§ ABOUT THIS TASK: Within the records that follow, determine how many lines include the word "scale". State the number and nothing further.

§ SOURCE DATA:

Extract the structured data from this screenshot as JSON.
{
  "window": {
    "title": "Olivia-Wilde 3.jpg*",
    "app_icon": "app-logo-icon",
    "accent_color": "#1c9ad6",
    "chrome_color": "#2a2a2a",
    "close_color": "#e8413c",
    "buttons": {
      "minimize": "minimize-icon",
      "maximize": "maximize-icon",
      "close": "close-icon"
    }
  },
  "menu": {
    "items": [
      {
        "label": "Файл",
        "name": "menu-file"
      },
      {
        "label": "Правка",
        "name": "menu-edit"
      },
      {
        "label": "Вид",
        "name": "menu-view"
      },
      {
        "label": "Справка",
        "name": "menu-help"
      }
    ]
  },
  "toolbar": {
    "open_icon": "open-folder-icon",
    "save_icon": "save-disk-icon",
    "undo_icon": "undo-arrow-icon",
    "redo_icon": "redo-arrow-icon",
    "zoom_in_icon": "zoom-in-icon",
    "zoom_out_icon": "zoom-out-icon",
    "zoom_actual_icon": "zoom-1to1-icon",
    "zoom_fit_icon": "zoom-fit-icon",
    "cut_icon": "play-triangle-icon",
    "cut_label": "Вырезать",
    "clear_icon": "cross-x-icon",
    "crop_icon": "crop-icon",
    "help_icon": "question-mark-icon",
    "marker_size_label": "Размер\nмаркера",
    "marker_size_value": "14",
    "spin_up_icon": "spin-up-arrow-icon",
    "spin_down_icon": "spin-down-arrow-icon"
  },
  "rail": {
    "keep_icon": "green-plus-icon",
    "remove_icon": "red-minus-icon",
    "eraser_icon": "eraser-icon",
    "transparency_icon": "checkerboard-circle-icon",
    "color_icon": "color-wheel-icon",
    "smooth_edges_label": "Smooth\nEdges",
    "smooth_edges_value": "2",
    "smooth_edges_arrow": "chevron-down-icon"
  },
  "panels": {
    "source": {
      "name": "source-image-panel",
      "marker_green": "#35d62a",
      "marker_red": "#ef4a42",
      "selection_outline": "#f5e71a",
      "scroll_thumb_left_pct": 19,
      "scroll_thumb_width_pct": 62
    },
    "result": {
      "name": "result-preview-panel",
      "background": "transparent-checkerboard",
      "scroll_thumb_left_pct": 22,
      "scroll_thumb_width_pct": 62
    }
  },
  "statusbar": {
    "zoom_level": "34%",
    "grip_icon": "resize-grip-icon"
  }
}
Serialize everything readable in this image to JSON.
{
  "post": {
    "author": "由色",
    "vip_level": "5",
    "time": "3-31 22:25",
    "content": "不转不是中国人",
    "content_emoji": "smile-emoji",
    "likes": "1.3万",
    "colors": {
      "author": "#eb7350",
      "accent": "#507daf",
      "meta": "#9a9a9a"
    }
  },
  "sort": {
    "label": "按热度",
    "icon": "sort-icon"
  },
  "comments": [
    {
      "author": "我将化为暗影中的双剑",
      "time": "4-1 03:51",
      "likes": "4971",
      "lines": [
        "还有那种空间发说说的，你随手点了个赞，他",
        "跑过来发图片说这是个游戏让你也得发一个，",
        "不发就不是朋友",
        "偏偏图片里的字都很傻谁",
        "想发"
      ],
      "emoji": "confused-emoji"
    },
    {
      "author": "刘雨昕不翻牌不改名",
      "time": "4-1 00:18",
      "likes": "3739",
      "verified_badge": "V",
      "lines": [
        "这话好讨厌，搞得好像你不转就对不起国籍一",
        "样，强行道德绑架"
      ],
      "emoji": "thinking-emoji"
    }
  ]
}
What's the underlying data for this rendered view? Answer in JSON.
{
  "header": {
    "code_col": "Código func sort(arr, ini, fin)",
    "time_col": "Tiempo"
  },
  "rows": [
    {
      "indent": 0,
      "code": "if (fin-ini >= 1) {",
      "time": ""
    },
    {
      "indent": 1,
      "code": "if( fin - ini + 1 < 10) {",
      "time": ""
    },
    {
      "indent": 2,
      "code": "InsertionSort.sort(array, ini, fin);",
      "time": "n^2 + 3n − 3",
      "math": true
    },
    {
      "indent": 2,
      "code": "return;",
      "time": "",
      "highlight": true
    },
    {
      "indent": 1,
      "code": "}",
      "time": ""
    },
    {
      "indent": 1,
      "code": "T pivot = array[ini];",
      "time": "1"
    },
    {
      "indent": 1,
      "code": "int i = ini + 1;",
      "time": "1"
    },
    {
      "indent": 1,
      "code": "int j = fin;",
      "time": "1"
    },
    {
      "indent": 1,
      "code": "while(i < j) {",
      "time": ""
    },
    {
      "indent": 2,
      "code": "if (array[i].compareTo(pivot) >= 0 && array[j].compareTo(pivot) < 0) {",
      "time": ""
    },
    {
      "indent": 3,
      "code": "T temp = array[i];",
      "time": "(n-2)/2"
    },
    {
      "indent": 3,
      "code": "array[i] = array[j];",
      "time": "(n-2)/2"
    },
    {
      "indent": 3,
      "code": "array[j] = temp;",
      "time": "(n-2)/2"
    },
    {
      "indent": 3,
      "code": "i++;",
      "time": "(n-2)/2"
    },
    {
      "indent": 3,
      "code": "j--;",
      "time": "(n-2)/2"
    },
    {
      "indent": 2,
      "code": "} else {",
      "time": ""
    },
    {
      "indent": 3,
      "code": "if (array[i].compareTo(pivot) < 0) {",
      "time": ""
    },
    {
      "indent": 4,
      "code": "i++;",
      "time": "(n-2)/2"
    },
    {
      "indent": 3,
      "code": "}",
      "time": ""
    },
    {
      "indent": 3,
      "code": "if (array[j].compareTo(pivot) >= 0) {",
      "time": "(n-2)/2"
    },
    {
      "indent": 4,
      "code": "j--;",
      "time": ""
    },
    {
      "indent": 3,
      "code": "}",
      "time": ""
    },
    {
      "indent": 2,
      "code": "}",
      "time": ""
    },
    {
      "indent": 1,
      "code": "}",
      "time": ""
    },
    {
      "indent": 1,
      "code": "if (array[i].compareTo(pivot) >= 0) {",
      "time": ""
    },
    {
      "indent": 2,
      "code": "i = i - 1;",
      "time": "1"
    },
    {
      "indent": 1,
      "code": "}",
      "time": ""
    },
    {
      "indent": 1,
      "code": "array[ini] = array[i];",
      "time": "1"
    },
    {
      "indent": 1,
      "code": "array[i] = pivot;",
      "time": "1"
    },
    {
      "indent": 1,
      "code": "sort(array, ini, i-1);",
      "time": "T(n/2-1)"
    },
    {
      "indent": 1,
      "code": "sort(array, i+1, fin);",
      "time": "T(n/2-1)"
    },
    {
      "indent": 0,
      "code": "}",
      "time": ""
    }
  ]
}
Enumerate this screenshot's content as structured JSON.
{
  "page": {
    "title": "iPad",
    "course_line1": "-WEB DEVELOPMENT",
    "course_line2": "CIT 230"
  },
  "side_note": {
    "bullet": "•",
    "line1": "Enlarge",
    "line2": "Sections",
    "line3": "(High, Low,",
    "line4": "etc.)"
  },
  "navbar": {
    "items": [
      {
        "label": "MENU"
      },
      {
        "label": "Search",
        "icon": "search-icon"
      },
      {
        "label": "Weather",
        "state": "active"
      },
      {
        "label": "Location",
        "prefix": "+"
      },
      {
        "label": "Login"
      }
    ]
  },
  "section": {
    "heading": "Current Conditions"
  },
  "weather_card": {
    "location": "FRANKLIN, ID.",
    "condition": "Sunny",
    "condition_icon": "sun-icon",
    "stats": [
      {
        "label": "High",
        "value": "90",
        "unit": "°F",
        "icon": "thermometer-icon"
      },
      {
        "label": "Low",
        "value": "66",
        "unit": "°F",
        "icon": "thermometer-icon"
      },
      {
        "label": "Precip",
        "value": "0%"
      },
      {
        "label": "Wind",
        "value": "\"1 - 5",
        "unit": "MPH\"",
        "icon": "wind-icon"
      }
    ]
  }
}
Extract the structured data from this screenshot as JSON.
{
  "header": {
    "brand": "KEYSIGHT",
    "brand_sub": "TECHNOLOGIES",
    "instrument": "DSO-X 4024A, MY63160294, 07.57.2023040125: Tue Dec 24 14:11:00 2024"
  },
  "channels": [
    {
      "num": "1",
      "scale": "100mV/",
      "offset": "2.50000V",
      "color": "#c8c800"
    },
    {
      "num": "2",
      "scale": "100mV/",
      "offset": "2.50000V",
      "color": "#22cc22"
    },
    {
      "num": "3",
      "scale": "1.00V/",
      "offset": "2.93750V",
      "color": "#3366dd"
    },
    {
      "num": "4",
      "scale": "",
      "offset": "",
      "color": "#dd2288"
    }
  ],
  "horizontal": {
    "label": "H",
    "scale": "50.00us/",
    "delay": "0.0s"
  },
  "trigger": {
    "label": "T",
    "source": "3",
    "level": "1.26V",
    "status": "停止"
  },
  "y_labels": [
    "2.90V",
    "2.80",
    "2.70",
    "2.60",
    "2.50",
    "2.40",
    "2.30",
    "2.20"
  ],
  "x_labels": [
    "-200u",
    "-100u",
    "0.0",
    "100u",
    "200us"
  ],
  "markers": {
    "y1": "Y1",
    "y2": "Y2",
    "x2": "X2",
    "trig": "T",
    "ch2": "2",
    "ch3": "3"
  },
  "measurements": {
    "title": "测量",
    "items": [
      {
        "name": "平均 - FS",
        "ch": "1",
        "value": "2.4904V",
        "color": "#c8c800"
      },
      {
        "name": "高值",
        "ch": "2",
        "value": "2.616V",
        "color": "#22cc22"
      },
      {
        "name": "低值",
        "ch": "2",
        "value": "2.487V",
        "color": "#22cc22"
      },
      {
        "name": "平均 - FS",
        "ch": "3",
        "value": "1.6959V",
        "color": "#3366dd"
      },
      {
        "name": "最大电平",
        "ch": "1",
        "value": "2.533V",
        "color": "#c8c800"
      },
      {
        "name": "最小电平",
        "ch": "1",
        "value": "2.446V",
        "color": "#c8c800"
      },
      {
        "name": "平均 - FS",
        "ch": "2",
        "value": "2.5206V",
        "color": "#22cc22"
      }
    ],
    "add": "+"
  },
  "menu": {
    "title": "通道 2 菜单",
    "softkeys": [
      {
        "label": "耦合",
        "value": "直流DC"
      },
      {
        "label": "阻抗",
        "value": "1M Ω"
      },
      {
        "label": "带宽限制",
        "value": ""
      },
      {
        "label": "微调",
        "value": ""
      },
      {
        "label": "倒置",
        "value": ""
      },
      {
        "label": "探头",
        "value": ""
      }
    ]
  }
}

§ RESPONSE AREA: 5